I solid debut, I think.

The Power

by Naomi Alderman
First sentence: “Dear Naomi, I’ve finished the bloody book.”
Support your local independent bookstore: buy it there!
Content: There is a lot of swearing, including multiple f-bombs, some sex, and a few graphic rape scenes. It’s also incredibly violent. It’s in the science fiction/fantasy section of the bookstore.

The basic premise of this book is that one day, suddenly, all women in the world get a power — the ability to channel electricity — that gives them the ability to “fight back” against men of the world. It starts with teenagers, but eventually spreads to most women. The narrative follows four people: a mayor of a New England town, a girl in the foster system, a daughter of a British mob boss, and a young Nigerian man. The change affects all their lives: the mayor becomes governor and then senator, creating for-profit training camps for girls to learn to better control and use their power; the girl kills her foster father (who was raping her) and runs away and eventually starts a new religion, becoming Mother Eve; the daughter of a mob boss ends up taking over the whole operation; and the young man becomes a news reporter, going where the stories — of rebellion, of resistance, of control — are.

It was, for me, a tough book to swallow, and it wasn’t until the end when I realized what Alderman was doing. It’s best to remember that science fiction is more about the present than the future; and Alderman is shining a light on violence against women by turning the tables. The women in this book, once they get the power, become very… well… masculine. They embrace and abuse power, they torture and rape and kill men solely because they are weak. They create laws that restrict men’s movements, and in the end, blow the whole system up.

It’s also a critique of the nature of power, I think. I feel like Alderman is saying that power over another person corrupts anyone, male or female. That there is no “better nature” that will, inherently, make a woman better at leading. That power is, at it’s heart, an violent act of controlling another person.

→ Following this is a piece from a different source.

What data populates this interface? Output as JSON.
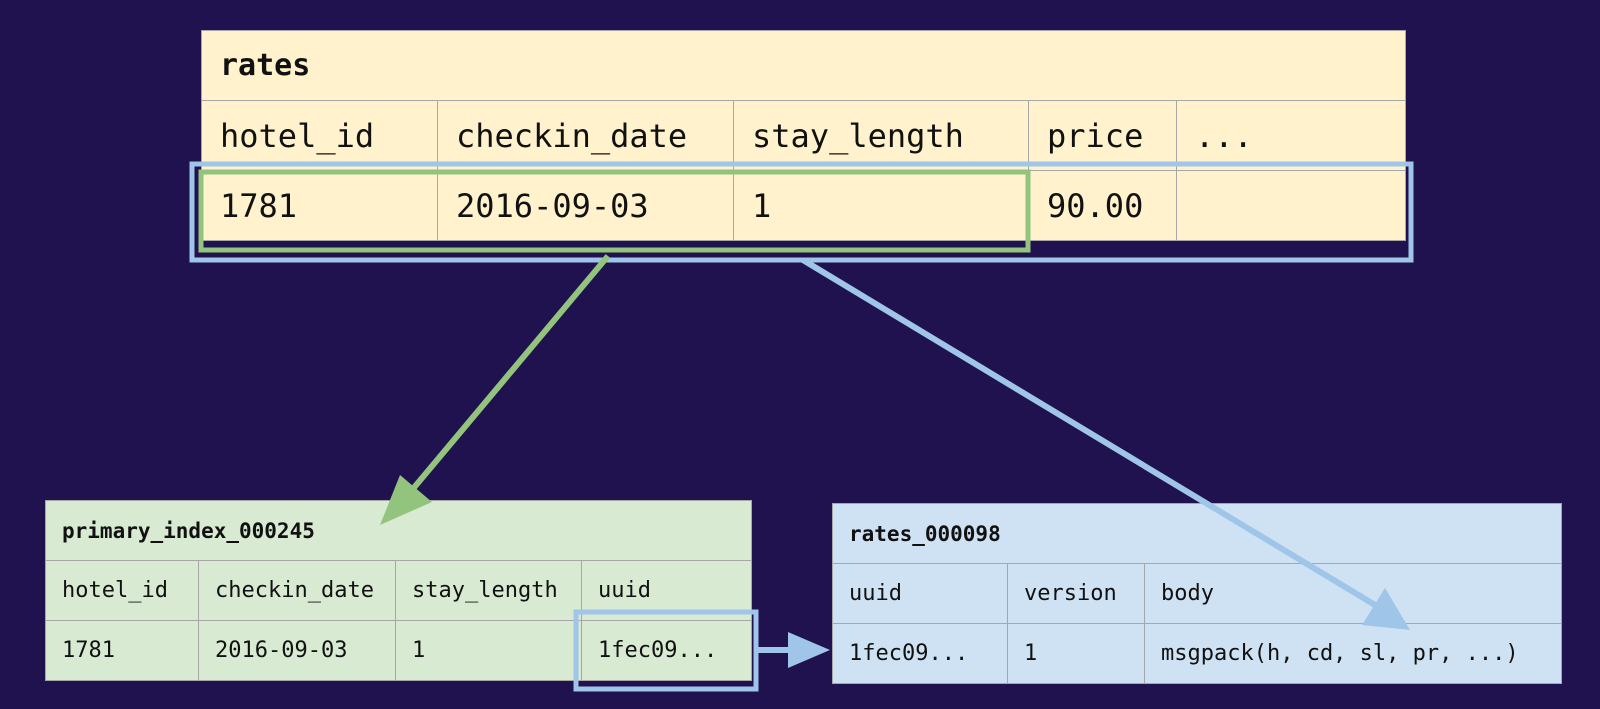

It’s not an enjoyable read, but it is an interesting one, and has given me much to think about.